I felt lonely doing both these shows, and yet with Augmented Chinatown 2.0, I became more comfortable with that feeling. Perhaps that is because of my own personal history with and attachment to Chinatown as a place, but it all felt more live to me, and I felt more connected to my surroundings in comparison to c-o-n-t-a-c-t — more inclined to look around, to take it all in, to properly take notice of the world around me. c-o-n-t-a-c-t also suggests that you do that, but the beauty in Augmented Chinatown is smaller, more localised — it’s in the mosaic floor tilings outside certain restaurants that you’ve never noticed, it’s in the neon shop front signs and the blue plaques above certain buildings.
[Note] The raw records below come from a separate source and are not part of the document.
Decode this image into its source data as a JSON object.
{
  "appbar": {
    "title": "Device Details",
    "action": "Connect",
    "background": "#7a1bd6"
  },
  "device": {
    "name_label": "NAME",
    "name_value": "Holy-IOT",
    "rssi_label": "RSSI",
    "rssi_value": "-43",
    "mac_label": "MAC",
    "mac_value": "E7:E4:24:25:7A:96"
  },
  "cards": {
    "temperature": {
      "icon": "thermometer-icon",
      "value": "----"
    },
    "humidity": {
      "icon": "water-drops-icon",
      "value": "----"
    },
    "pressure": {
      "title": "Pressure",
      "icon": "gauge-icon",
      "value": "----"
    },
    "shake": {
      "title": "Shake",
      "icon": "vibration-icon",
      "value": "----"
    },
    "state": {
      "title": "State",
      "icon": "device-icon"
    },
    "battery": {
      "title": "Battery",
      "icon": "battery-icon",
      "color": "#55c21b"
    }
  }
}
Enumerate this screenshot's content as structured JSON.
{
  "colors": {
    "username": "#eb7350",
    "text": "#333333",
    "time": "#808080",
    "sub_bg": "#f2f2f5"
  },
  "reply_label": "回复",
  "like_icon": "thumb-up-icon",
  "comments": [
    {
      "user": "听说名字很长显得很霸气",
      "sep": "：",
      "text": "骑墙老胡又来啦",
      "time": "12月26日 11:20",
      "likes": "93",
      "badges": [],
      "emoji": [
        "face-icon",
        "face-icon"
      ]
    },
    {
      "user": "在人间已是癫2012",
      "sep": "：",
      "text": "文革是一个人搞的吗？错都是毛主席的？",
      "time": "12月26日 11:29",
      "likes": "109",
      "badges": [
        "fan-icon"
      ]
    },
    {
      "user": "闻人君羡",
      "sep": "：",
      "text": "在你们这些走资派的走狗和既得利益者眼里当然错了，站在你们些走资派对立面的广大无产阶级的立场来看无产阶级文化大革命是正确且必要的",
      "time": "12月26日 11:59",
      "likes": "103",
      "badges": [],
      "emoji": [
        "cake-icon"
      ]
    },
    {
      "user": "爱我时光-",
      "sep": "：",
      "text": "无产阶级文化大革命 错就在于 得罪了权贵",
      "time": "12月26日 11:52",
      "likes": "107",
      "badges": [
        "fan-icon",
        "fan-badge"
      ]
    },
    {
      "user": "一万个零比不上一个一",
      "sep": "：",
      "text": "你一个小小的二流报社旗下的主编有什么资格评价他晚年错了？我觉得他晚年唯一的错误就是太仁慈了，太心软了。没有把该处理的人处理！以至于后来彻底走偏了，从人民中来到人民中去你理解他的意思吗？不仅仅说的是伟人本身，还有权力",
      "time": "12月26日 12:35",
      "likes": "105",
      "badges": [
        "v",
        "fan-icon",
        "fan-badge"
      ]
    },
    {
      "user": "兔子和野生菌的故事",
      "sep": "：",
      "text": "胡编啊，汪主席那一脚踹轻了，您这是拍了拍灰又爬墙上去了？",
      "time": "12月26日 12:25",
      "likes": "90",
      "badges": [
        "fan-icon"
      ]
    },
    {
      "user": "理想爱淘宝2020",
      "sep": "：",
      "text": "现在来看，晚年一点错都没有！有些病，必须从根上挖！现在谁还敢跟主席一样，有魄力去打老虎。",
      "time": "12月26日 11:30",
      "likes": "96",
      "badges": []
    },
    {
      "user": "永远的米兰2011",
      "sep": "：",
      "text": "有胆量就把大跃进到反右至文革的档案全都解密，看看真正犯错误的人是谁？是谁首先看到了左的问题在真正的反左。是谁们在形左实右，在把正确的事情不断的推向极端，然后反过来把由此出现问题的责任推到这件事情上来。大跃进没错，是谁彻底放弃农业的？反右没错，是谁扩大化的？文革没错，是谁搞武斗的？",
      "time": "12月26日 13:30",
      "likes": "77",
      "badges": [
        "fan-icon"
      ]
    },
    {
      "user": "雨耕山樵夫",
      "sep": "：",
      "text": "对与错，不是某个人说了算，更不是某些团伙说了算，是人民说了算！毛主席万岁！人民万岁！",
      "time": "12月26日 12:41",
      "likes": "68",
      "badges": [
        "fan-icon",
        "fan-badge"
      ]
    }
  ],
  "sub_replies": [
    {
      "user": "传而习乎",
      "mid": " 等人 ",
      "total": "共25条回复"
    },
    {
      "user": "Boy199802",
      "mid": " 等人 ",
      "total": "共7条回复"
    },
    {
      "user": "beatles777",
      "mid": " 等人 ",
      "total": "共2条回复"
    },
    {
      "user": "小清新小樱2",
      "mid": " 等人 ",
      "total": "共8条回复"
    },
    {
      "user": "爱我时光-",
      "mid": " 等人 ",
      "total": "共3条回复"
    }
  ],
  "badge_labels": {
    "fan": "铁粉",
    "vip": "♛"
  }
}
The sudden beauty when you see the Shard looming above the Thames in c-o-n-t-a-c-t is unexpected and awesome, yes, but it’s a huge and obvious beauty — one that’s presented to you on a platter, rather than pushing you to seek out those moments yourself.